In the wake of Mike Trout’s 10-year extension worth a reported $360 million revealed Tuesday, which brings his current contract to an astounding 12 years and $426.5 million, eyes naturally turned toward the next-biggest potential free agent, Mookie Betts, and whether he would also be interested in avoiding the open
In the wake of Mike Trout’s 10-year extension worth a reported $360 million revealed Tuesday, which brings his current contract to an astounding 12 years and $426.5 million, eyes naturally turned toward the next-biggest potential free agent, Mookie Betts, and whether he would also be interested in avoiding the open market.
But given Betts’ comments Wednesday in Florida, the Red Sox superstar appears committed to testing the free-agent waters.
When asked if he expects to enter the 2019 season without signing a long-term extension, Betts said, “That’s exactly what I expect. I don’t expect anything to happen until I’m a free agent.
“It’s just one of those things where you’ve just got to go out and play,” continued Betts, who is eligible for free agency following the 2020 season -- the same year that Trout was set to hit the market. Betts is more than a year younger than Trout. “You can’t worry about the economics of the game right now. [The Red Sox] have to take care of what they have to take care of, and I have to take care of what I have to take care of. The common thing is to win a World Series, and I think it’s something we definitely both want to do.”
Betts confirmed a report by MLB Network insider Joel Sherman for the New York Post that he rejected Boston’s eight-year, $200 million extension offer following the 2017 season.
“Yeah, I was made an offer last year,” he said. “That was just a disagreement, which is perfectly fine.”
Betts, 26, is seen by many as perhaps the game’s second-best player now behind Trout, and he beat out the Angels superstar for the 2018 American League MVP Award as he led the Majors with a .346 average, .640 slugging percentage, 129 runs scored and 10.9 Wins Above Replacement, per Baseball-Reference. Those numbers helped Boston win its fourth World Series championship in 15 years.

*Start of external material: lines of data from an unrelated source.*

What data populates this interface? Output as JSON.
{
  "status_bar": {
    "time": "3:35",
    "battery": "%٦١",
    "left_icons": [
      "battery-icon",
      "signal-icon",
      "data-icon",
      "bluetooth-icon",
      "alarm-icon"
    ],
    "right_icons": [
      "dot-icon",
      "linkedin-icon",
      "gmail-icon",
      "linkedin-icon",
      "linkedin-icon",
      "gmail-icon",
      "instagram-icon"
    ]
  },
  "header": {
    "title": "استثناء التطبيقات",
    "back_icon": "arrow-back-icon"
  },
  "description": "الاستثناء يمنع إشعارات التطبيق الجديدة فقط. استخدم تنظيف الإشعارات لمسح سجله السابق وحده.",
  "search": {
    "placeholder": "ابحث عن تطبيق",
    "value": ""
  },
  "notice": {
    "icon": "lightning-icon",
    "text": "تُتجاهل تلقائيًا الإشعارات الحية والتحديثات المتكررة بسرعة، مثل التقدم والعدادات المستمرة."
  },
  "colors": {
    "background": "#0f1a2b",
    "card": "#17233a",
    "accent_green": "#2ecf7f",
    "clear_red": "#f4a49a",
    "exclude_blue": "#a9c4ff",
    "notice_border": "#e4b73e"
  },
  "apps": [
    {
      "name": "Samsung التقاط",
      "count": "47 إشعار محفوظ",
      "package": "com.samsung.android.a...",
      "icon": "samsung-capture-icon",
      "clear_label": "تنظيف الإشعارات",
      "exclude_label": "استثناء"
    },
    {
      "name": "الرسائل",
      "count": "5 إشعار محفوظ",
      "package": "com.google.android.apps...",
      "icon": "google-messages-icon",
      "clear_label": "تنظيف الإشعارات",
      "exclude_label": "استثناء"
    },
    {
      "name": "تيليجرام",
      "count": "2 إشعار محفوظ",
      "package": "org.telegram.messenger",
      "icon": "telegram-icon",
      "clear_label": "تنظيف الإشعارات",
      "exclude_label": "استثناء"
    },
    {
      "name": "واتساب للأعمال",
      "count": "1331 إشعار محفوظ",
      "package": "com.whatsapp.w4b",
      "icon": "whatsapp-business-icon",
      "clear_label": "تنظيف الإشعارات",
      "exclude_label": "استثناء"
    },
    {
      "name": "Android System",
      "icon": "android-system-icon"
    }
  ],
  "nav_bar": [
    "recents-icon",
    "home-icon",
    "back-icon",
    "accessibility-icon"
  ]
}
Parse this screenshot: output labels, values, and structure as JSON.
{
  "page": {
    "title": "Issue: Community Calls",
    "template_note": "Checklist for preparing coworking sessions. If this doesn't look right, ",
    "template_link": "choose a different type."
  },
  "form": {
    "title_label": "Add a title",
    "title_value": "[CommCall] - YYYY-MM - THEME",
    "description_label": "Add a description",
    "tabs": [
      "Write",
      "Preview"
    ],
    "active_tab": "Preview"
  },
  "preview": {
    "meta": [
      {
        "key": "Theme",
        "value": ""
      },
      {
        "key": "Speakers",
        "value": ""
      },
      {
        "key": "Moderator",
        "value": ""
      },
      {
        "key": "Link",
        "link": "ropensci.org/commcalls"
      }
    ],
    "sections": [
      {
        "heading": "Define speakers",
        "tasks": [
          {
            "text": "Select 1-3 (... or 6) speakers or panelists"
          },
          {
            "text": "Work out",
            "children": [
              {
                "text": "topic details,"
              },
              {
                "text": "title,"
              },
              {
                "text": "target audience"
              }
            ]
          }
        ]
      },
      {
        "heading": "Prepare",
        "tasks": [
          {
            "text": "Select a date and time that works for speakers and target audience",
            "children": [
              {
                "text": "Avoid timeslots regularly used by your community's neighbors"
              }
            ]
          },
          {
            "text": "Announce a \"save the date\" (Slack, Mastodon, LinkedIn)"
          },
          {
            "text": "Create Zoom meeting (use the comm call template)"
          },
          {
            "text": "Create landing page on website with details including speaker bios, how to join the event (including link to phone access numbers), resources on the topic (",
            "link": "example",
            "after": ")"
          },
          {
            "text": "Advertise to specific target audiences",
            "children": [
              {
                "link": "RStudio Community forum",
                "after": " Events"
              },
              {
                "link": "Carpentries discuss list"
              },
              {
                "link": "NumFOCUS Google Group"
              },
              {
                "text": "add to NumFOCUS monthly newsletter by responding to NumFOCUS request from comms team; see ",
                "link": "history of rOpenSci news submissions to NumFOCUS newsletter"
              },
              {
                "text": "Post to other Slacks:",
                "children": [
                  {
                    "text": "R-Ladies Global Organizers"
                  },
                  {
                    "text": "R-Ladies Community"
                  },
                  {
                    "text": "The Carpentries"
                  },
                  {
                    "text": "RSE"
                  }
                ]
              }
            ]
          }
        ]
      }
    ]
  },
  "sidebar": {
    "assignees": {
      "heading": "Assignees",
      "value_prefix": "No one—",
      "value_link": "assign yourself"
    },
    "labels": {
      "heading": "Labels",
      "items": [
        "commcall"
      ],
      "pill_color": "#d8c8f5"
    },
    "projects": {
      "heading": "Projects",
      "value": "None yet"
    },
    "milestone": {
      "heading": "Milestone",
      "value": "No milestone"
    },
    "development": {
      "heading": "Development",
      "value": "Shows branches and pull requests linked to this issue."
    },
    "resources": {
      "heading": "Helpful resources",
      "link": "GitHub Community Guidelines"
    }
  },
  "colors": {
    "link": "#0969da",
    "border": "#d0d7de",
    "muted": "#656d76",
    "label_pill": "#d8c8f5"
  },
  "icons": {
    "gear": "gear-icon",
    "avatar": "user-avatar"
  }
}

Trout’s extension came on the same day that Astros star third baseman Alex Bregman reportedly agreed to a five-year, $100 million extension, and it follows a series of other high-profile extensions signed by players like Nolan Arenado of the Rockies and Aaron Hicks of the Yankees. Bryce Harper and Manny Machado also raised the ceiling in the free-agent market with historic contracts signed with the Phillies and Padres, respectively, this offseason.
“Those guys have gotten great deals,” Betts said. “They can get what they got and some can get more. It’s been pretty good. Definitely a step in the right direction for the game. But there are still a lot of guys out there who haven’t signed anything. Some have, some haven’t. I think once we got some of those guys that are on the market off [of it], I think things will be a lot better.”
Betts, for the record, did not dismiss the notion that he and Boston could come to an agreement before the 2020-21 offseason. He repeatedly focused on the Red Sox’s current World Series title defense and his remaining two years in Boston in his comments Wednesday.
“Why not?” Betts said of potentially bridging the gap with his club. “You should definitely keep your ears open and see what is said. But that doesn’t mean you necessarily have to agree on or take whatever is given. Like I said, I love it here. I think this is great place to be to spend your career here. But that doesn’t mean you should sell yourself short.
“I’m under no pressure to do anything,” he continued. “It’s OK for two sides to disagree. It’s perfectly fine. It’s normal. Like I said, I’ve got two more years. I’m going to make the best of them. I’ve got to work on year one right here, go out and do my best to help the team win. Also next year, it’s one of those things where it’s all right to disagree.”
Betts notably avoided arbitration with the Red Sox in January by signing a one-year, $20 million deal that set a record for a player in his second season of arbitration eligibility.
Matt Kelly is a reporter for MLB.com based in New York. Follow him on Twitter at @mattkellyMLB.